Best Advice to Stay Connected
- Meet in person before you start the job. Don’t settle for a video chat interview before accepting a position. Don’t underestimate this, either—that initial human-to-human interaction can make all the difference for a happy employee and avoiding a bad culture fit. Some people are cool online, but vibe completely different in person.
- Stay active on Slack, or whatever platform your company uses to chat internally, and encourage your team to use it, too.
- Have weekly video chats.
- Schedule meetings with coworkers to brainstorm, discuss an issue you’re having, or just to chat. It’s worth it!
What do you enjoy most about working from home?
The flexibility. And not having to drive through Atlanta traffic has done wonders for my overall happiness.
I mean, who wouldn't want an office-mate like this??
What’s your biggest challenge working from home?
When you work in an office, there’s typically a set time that you arrive and a set time that you leave.
But when you work from home, you never really leave “the office.”
It’s been a big challenge for me to close the computer and be done for the day, especially when my to-do list hasn’t been completed. But I’m learning that it’s important to set boundaries for myself.
Best Ways to Overcome These Challenges
- Set a start time and an end time for yourself, similar to how you would operate in an office.
- Have a designated working space in your house. Close the door to your office when you’re done.

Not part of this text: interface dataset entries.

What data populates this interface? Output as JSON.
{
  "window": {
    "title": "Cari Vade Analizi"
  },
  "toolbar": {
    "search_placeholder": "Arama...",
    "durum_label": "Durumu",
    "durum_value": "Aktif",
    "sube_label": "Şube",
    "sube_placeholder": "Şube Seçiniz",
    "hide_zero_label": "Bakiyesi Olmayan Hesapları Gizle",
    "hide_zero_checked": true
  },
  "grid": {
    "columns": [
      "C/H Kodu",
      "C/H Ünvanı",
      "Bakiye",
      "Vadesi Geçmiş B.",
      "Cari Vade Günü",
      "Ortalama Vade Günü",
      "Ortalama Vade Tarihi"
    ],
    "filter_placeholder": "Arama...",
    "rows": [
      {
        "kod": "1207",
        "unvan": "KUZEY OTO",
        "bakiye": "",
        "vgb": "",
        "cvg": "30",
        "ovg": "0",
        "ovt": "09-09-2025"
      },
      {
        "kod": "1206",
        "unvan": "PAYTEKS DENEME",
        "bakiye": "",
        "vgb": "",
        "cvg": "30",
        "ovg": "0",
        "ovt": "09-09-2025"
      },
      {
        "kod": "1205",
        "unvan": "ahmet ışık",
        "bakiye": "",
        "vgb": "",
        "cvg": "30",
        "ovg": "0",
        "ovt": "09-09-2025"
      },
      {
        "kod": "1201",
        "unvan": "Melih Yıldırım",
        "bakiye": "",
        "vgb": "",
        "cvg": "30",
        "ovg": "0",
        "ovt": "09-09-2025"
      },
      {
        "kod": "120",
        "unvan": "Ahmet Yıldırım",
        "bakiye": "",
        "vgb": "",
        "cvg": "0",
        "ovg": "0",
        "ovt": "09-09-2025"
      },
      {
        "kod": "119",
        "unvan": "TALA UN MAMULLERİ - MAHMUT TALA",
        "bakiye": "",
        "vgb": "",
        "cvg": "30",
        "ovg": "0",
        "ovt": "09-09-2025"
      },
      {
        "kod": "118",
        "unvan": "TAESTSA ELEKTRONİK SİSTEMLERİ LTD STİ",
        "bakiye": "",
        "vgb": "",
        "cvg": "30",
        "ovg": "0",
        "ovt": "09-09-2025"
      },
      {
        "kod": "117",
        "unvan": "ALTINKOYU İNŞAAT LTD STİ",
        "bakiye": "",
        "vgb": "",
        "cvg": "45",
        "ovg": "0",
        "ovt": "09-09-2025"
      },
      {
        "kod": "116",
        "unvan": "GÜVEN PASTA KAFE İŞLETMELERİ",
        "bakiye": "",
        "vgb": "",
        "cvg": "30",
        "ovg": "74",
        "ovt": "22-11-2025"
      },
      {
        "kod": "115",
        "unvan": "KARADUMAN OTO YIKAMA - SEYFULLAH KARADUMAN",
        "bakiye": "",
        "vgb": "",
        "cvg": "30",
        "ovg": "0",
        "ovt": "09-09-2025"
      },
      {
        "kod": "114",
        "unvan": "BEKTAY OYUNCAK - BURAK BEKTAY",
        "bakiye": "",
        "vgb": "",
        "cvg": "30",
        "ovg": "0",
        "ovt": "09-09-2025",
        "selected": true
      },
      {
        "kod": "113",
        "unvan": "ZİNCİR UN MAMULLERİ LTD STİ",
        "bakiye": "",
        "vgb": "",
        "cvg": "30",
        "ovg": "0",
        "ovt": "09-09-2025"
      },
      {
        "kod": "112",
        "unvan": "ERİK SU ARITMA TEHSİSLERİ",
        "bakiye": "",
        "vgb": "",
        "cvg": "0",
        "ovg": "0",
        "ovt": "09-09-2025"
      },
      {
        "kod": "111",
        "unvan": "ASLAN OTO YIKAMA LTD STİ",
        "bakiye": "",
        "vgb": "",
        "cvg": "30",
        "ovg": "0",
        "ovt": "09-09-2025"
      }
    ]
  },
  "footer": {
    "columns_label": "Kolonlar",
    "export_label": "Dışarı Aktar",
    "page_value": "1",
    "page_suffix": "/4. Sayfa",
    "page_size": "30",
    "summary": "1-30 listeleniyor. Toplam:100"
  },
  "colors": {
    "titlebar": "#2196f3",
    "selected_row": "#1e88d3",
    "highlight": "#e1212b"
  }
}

- Don’t open the computer back up when you get an email that you could answer really quickly, “it’ll just take a second.”
What advice do you have for someone new to working from home?
Get up and move. If you stare at a computer screen all day, you’re going to get restless and lonely. Take your dog for a walk or go for a run at lunch. Stand up and get a cup of coffee. By changing up your scenery every once in a while, you’ll be more productive.
Working from home is such a gift, but it’s not for everyone. I don’t know if I can stress this enough—it’s not for everyone. Being honest with yourself with your needs is important for an enormous shift like working remote, but if it can work for you, it can be so WORTH IT.
It’s a relatively new trend in marketing and not all companies have their remote policies ironed out. Hopefully, my answers about remote life help you figure out if working from home is right for you, and helps you choose your next career move.